[WHAT IS REQUIRED]: Return the records exactly, please. Every line should match.

—————

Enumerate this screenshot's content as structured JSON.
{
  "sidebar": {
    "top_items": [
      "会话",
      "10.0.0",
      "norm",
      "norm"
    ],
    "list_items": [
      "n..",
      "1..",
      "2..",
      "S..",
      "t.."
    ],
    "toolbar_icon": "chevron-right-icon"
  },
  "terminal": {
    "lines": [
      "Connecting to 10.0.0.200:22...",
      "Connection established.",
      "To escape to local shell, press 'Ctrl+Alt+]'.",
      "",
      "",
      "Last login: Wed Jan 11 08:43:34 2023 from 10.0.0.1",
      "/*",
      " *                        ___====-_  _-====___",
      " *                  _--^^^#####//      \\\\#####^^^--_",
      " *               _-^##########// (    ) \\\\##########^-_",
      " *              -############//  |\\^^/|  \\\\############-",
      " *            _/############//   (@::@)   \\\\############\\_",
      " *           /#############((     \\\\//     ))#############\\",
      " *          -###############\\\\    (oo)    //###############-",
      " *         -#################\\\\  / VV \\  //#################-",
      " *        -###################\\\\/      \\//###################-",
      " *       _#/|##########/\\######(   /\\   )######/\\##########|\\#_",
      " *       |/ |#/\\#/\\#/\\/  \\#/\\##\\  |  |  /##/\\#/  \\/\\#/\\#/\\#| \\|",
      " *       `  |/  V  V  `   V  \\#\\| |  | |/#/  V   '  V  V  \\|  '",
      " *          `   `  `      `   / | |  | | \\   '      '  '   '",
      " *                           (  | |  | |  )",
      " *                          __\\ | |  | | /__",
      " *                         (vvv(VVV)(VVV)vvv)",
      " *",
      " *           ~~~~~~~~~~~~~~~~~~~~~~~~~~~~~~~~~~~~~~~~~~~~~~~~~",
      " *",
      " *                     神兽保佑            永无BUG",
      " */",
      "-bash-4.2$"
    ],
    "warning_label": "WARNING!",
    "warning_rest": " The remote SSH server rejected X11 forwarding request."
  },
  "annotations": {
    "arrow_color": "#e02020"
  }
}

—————

[OUTPUT FOR THIS EXERCISE]:
Enumerate this screenshot's content as structured JSON.
{
  "sidebar": {
    "top_items": [
      "会话",
      "10.0.0",
      "norm",
      "norm"
    ],
    "list_items": [
      "n..",
      "1..",
      "2..",
      "S..",
      "t.."
    ],
    "toolbar_icon": "chevron-right-icon"
  },
  "terminal": {
    "lines": [
      "Connecting to 10.0.0.200:22...",
      "Connection established.",
      "To escape to local shell, press 'Ctrl+Alt+]'.",
      "",
      "",
      "Last login: Wed Jan 11 08:43:34 2023 from 10.0.0.1",
      "/*",
      " *                        ___====-_  _-====___",
      " *                  _--^^^#####//      \\\\#####^^^--_",
      " *               _-^##########// (    ) \\\\##########^-_",
      " *              -############//  |\\^^/|  \\\\############-",
      " *            _/############//   (@::@)   \\\\############\\_",
      " *           /#############((     \\\\//     ))#############\\",
      " *          -###############\\\\    (oo)    //###############-",
      " *         -#################\\\\  / VV \\  //#################-",
      " *        -###################\\\\/      \\//###################-",
      " *       _#/|##########/\\######(   /\\   )######/\\##########|\\#_",
      " *       |/ |#/\\#/\\#/\\/  \\#/\\##\\  |  |  /##/\\#/  \\/\\#/\\#/\\#| \\|",
      " *       `  |/  V  V  `   V  \\#\\| |  | |/#/  V   '  V  V  \\|  '",
      " *          `   `  `      `   / | |  | | \\   '      '  '   '",
      " *                           (  | |  | |  )",
      " *                          __\\ | |  | | /__",
      " *                         (vvv(VVV)(VVV)vvv)",
      " *",
      " *           ~~~~~~~~~~~~~~~~~~~~~~~~~~~~~~~~~~~~~~~~~~~~~~~~~",
      " *",
      " *                     神兽保佑            永无BUG",
      " */",
      "-bash-4.2$"
    ],
    "warning_label": "WARNING!",
    "warning_rest": " The remote SSH server rejected X11 forwarding request."
  },
  "annotations": {
    "arrow_color": "#e02020"
  }
}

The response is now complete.